Louis was not the prototype of a nice Jewish boy. He did not complete his Bar Mitzvah and quit school at 16 years of age. Having suffered a leg injury in a motorcycle accident he was rejected by the military during World War II but was accepted by the Merchant Marine. He graduated Merchant Marine School, King's Point at Fort Trumbel, New London Conn. In 1945-1946 a representative of the Haganah on the East Coast recruited him. Subsequently he graduated seamanship school in Haifa. Shortly after that the FBI inquiring about Louis visited the family in Cleveland. Bernie Marks told us that Louis had joined the underwater demolition team in Palestine. He was part of a group responsible for blowing up the Egyptian ship King Farouk.

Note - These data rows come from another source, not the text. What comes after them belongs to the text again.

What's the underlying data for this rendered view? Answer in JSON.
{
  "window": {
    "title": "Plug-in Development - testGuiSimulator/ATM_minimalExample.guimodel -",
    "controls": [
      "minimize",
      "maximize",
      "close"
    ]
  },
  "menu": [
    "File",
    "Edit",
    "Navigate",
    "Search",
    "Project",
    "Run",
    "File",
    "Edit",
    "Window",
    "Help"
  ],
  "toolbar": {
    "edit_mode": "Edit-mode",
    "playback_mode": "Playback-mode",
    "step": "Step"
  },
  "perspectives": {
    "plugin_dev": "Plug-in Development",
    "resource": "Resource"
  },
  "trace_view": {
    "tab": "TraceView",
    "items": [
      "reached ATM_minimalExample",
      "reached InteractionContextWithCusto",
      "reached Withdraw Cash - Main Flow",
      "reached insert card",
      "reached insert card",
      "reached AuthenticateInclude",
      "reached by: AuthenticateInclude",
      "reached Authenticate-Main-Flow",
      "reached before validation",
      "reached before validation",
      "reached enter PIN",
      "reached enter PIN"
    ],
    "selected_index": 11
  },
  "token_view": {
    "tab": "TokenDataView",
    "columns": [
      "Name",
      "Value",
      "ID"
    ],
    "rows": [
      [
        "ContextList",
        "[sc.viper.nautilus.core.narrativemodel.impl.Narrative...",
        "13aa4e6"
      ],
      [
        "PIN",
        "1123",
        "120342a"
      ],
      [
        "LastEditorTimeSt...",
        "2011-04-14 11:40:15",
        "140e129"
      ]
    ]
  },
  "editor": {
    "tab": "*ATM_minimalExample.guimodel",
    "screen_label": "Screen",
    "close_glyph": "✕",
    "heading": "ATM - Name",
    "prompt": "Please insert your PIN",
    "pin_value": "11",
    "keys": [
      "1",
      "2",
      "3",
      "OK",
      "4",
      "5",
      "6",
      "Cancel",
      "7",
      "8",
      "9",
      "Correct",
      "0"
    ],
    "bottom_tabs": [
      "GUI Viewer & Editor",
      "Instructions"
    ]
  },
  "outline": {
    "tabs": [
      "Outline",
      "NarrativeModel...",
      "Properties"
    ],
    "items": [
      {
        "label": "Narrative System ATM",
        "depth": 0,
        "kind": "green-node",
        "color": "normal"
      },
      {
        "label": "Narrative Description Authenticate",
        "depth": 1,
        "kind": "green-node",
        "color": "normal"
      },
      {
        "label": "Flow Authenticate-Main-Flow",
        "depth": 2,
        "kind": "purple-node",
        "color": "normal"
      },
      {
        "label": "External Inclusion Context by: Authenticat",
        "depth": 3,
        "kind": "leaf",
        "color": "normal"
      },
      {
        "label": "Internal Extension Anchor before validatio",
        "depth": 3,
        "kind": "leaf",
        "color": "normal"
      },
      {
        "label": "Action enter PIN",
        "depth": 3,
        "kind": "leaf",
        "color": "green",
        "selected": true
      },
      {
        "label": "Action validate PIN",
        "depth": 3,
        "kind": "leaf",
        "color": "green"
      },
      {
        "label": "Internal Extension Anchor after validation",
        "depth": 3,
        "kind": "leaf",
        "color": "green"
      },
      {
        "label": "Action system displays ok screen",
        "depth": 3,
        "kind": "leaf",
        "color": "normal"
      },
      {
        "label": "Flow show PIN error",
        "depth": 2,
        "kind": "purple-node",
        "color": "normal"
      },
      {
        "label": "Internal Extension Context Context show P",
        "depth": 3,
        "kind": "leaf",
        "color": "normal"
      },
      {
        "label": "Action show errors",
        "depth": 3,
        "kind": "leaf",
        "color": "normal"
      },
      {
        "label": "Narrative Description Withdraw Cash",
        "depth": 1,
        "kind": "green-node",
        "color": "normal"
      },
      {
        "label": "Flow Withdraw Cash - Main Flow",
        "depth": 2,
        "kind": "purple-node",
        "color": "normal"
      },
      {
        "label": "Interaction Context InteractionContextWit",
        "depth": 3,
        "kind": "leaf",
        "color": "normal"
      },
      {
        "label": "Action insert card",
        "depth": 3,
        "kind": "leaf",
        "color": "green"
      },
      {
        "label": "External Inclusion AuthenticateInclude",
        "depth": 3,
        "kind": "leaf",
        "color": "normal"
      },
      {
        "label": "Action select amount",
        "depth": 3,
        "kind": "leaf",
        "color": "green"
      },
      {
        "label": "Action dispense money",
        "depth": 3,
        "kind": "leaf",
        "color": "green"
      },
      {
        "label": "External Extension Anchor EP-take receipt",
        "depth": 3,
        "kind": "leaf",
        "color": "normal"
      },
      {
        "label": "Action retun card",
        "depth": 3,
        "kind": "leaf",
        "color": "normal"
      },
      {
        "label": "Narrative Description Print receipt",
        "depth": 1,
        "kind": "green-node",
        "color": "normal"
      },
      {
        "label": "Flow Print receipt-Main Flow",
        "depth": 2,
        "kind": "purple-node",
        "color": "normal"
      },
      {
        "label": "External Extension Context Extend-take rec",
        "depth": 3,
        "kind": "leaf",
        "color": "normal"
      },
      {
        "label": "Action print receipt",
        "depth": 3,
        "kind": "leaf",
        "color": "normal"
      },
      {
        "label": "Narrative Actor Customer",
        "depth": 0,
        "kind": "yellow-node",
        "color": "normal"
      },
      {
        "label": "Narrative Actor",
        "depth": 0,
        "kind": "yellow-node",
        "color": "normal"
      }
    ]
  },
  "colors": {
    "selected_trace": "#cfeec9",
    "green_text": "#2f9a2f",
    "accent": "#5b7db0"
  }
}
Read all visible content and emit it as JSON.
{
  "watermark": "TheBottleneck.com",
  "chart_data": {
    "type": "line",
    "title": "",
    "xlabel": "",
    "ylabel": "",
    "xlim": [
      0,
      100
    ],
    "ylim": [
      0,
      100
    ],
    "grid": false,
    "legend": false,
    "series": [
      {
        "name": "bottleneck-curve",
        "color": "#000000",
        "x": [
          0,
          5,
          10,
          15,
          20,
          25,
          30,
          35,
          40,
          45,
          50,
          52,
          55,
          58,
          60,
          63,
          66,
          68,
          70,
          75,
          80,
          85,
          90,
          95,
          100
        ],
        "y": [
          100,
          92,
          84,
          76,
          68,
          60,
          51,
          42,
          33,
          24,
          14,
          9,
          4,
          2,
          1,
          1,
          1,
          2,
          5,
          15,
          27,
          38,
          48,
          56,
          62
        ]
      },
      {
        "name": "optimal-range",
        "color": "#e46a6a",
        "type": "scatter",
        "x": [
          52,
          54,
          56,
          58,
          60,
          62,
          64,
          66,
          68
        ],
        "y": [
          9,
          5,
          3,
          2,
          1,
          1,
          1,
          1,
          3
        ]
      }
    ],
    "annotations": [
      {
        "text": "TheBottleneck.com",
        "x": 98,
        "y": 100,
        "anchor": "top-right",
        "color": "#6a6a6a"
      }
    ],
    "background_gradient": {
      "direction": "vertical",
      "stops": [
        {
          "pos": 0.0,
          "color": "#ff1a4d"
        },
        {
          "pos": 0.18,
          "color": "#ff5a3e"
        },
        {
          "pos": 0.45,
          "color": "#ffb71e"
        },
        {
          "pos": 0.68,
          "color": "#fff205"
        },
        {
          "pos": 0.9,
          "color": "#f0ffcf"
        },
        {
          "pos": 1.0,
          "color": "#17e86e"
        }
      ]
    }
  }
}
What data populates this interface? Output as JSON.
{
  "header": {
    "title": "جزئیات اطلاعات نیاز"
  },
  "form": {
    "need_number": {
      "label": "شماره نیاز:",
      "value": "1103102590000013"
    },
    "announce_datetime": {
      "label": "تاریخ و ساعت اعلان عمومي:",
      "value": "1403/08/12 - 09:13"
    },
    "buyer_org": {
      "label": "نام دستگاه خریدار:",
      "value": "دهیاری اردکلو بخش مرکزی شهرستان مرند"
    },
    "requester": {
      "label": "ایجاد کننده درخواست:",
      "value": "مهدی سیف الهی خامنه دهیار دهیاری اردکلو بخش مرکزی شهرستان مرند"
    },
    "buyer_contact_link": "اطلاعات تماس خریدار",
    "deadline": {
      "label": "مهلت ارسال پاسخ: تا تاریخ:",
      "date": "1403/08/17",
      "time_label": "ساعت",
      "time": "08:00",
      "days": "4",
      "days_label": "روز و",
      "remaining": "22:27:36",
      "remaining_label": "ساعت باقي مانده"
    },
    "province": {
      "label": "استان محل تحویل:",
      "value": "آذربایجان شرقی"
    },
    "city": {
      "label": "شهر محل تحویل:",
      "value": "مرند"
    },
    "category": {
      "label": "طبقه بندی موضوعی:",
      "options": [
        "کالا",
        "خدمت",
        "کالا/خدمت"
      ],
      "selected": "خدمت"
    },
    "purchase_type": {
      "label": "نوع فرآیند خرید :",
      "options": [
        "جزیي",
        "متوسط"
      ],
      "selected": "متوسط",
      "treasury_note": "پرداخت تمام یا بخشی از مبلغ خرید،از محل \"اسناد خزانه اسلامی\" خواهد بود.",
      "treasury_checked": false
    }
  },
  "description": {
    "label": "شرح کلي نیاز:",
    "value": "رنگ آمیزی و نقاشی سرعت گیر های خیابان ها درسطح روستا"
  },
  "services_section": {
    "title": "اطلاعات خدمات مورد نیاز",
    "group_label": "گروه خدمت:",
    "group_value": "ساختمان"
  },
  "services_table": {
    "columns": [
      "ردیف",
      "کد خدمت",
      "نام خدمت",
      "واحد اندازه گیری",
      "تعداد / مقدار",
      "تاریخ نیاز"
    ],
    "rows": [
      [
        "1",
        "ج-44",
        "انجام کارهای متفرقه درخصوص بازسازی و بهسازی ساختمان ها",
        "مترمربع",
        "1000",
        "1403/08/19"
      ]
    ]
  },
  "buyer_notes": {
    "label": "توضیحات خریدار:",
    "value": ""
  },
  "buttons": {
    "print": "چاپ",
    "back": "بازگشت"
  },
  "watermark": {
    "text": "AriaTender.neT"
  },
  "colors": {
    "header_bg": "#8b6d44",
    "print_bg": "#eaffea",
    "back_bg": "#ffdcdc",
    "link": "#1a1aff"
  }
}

Later he reported to the members of the family that he had served on the Yucatan, the Mala, the Theodore Herzl, the Exodus, Hashlosha, Masada and the Geula. He spoke of some of his comrades between 1945 and 1952. These included Bernie Marks (Yucatan), Al Elis (Yucatan), who helped Israel develop the Drone plane. Lenny Cohen of Imperial Valley, CA, Paul Kaye, Moishe Katznelson, Israel, David Havorice (Yucatan), Abe Marvin Rosenberg and E. Tsouk.
Louis married Bebe Kaufman in 1948 or 1949. They lived three years in Israel. Bebe had come from Yugoslavia and had been been Miss. Belgrade of 1945. She had been a partisan in the forests. Her father was a doctor and had been a political prisoner. Louis had met her sun bathing aboard deck on one of the ships that sailed from Cyprus to Palestine. Her sister and mother had survived and immigrated to Israel. Louis and Bebe had no children.
In 1952, they returned to the States because of Bebe's ill health. At
age 35 Louis entered dental school at Ohio State Unniversity. Though he
had not graduated high school. An entrance test proved him qualified. After
seven years, at age 42, he passed the
Ohio and California State Dental Licensure examinations. He opened
his dental office in Antioch, Ca.
Louis died from some an allergic reaction to a substance in his office at age 49. Three years later, Bebe died from breast cancer. They left no children.
He told the family many times:" My life was not lived in vain. I am responsible for helping to save thousands of Jewish immigrants reach Israel under the guns of the British."
Over 100 nieces and nephews are proud of Louis's heroic deeds in helping our people. Even though Louis did not adhere closely to Judaism, his Jewish neshama shone through his valor in serving Eretz Israel.
Those that served with Louis said that he was tough, smart and unafraid.
His surviving sisters have gathered this information to memorialize
him: Betty Malik Gressel , Chicago IL, Dorothy Malik Rubin, Anaheim,
CA, Miriam Malik Fox, Palo Alto, CA, Sylvia Malik Kugelman, Cleveland,
OH, Joan Malik Hoffman, New York, New York and Jean Malik Rubinstein, New
York, New York.
Dorothy Malik Rubin
1674 Chanticleer Rd.
Anaheim, Ca. 92802